He places the twig within his sight in his “room.” There he is able to view it whenever he needs strength.
The speaker makes clear that he did not take the keepsake to “remind [him] of [his] own dear friends.” He thinks about them all the time. There is nothing that could increase their presence in his mind, they are all-consuming. Perhaps this is the portion of friendship that Whitman is discussing as a weakness. Due to their continual and all-consuming presence, he is filled with their concerns and their lives, making less space for his works.
This keepsake, or “token” is “curious” to him. It reminds him of “manly love.” It is at this point in the poem that the narrative takes a turn that the reader may not have expected. This twig, which has come to resemble a phallic object, reminds its keeper of love between men.
Walt Whitman is well-known to have had love affairs with men, and although it was not common knowledge at the time, there are a number of his poems that resonate with his true desires.
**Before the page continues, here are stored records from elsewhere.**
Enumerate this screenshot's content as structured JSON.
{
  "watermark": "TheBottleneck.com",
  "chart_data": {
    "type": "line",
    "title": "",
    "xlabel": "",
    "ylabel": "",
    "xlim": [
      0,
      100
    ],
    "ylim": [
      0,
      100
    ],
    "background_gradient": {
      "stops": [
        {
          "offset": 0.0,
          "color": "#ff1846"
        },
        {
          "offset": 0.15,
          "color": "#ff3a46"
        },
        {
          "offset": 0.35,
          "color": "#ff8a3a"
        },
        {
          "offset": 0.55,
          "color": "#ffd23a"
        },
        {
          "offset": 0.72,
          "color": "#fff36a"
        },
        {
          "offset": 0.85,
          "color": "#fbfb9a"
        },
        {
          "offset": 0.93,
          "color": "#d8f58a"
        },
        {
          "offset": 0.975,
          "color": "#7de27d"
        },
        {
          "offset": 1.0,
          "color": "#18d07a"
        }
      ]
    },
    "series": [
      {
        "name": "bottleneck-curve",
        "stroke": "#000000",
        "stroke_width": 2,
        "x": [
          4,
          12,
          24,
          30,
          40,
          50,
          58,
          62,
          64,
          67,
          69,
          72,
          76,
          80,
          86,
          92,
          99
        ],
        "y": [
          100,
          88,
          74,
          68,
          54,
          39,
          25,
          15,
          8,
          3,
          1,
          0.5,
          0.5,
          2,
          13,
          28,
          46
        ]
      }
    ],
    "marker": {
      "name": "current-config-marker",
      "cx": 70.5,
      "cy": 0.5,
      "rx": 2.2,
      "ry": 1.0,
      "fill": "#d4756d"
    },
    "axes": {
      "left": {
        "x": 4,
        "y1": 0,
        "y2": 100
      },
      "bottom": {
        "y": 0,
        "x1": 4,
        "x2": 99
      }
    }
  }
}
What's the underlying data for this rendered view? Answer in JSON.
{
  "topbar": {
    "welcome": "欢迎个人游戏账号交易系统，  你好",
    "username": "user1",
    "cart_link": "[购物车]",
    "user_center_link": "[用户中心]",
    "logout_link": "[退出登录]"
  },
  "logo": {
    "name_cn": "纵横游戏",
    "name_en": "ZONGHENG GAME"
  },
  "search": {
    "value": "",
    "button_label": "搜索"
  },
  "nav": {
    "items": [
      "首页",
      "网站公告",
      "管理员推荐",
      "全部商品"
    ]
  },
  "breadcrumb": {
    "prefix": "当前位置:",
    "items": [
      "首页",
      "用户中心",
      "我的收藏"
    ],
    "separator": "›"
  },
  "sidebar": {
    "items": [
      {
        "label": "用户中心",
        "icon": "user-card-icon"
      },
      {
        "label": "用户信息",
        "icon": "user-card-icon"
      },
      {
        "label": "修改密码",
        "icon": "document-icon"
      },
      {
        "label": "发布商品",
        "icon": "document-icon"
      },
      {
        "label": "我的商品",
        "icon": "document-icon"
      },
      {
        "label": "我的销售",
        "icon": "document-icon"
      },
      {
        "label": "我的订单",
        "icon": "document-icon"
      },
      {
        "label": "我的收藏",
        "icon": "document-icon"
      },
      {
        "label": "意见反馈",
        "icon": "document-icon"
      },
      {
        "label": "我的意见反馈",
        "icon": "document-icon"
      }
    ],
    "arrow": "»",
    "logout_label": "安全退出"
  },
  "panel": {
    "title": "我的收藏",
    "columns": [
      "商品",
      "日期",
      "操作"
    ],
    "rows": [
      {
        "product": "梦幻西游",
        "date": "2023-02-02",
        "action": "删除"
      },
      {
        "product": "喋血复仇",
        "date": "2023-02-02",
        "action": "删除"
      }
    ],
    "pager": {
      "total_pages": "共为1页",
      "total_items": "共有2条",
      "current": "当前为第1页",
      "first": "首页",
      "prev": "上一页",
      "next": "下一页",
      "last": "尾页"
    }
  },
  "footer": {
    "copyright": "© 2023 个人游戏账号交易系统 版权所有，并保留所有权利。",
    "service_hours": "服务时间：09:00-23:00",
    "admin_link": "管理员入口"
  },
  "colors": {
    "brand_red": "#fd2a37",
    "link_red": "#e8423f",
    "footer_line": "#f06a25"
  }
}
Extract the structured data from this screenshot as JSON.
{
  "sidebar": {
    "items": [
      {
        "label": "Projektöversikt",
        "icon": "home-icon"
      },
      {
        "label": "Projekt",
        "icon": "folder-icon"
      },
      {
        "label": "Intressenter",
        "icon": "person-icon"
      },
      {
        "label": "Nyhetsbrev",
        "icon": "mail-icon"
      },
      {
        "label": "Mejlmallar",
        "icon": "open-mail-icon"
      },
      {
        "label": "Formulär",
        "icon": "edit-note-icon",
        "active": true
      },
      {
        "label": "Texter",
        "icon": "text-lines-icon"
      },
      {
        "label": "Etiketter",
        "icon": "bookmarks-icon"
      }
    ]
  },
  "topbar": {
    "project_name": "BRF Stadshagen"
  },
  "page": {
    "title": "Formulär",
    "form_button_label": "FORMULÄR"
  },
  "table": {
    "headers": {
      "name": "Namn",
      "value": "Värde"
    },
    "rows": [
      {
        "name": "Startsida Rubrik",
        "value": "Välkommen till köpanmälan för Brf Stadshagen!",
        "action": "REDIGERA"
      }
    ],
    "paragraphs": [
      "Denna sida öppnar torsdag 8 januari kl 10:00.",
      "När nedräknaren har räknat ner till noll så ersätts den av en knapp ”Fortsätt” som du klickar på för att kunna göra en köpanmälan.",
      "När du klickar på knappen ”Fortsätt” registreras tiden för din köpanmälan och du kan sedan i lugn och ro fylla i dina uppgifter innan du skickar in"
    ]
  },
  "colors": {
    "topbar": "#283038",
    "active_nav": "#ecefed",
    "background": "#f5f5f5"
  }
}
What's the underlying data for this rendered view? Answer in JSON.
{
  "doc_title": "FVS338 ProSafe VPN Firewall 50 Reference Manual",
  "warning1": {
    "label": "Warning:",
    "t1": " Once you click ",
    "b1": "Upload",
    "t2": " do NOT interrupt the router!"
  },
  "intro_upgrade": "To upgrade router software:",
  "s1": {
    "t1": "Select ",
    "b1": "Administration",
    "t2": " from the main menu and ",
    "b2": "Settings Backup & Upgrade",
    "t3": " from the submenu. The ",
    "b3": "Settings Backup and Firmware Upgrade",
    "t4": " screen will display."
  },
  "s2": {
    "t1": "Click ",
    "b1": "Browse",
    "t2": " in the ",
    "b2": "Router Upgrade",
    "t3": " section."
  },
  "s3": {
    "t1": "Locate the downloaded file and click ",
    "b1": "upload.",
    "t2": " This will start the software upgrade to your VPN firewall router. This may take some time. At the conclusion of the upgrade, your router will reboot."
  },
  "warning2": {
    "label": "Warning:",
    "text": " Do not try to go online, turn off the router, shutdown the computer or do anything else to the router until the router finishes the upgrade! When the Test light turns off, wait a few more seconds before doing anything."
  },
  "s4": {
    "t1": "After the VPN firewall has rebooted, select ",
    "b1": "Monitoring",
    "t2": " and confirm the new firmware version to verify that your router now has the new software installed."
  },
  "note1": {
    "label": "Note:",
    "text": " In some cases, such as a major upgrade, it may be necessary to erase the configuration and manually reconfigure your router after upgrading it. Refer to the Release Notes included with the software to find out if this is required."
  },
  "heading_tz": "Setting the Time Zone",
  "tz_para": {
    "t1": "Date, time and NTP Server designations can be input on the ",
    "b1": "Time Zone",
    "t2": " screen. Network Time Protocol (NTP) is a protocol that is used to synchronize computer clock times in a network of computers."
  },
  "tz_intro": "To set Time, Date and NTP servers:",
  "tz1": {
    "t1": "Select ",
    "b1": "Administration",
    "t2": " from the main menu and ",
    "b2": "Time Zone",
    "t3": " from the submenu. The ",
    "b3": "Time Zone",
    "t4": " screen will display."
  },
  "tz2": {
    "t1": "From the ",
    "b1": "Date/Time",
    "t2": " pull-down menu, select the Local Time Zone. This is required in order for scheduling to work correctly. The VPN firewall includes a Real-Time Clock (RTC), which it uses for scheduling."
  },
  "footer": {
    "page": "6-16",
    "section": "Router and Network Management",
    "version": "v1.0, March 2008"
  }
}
By adding this concern into the poem, and forcing the reader to address the speaker’s sexuality, one can find other reasons that Whitman might be speaking of his own need for companionship.
He desires the company of others, particularly other men, and is unable to maintain a successful relationship. Perhaps this was due primarily to the age in which he lived, or the state of Whitman’s personal life. Either way, he feels a great need for “a friend a lover” and cannot shake it.
For all that, and though the live-oak glistens there in Louisiana solitary in a wide flat space,
Uttering joyous leaves all its life without a friend a lover near,
I know very well I could not.
In the final lines of this poem, the poet reiterates what was said at the beginning with some additional detail.
He once more remembers the tree that was growing there “in a wide flat / space,” in Louisiana. The poet can still see the “joyous leaves” that it uttered all its life “without a friend a lover near,” and is once more struck by his own inability to do the same. He needs and craves love and friendship, two things that are both strengths and weaknesses.
About Walt Whitman
Walt Whitman was born in 1819 and lived with his parents and eight other siblings in New York City. By the time Whitman was twelve, he had started to become interested in the written word as he learned the printer’s trade. He would work in this trade until he became a teacher at the age of seventeen in 1836. His teaching career would continue until 1841 when he turned to journalism. Throughout the 40’s Whitman founded, worked at, and edited multiple New York papers. In 1855 Whitman copyrighted the first edition of Leaves of Grass and then released a second edition a year later. Read Whitman’s poetry here.
Whitman worked as a nurse during the Civil War and traveled throughout the New York area recording what he saw. He struggled for most of his life and only found the acclaim he has today after his death in 1892.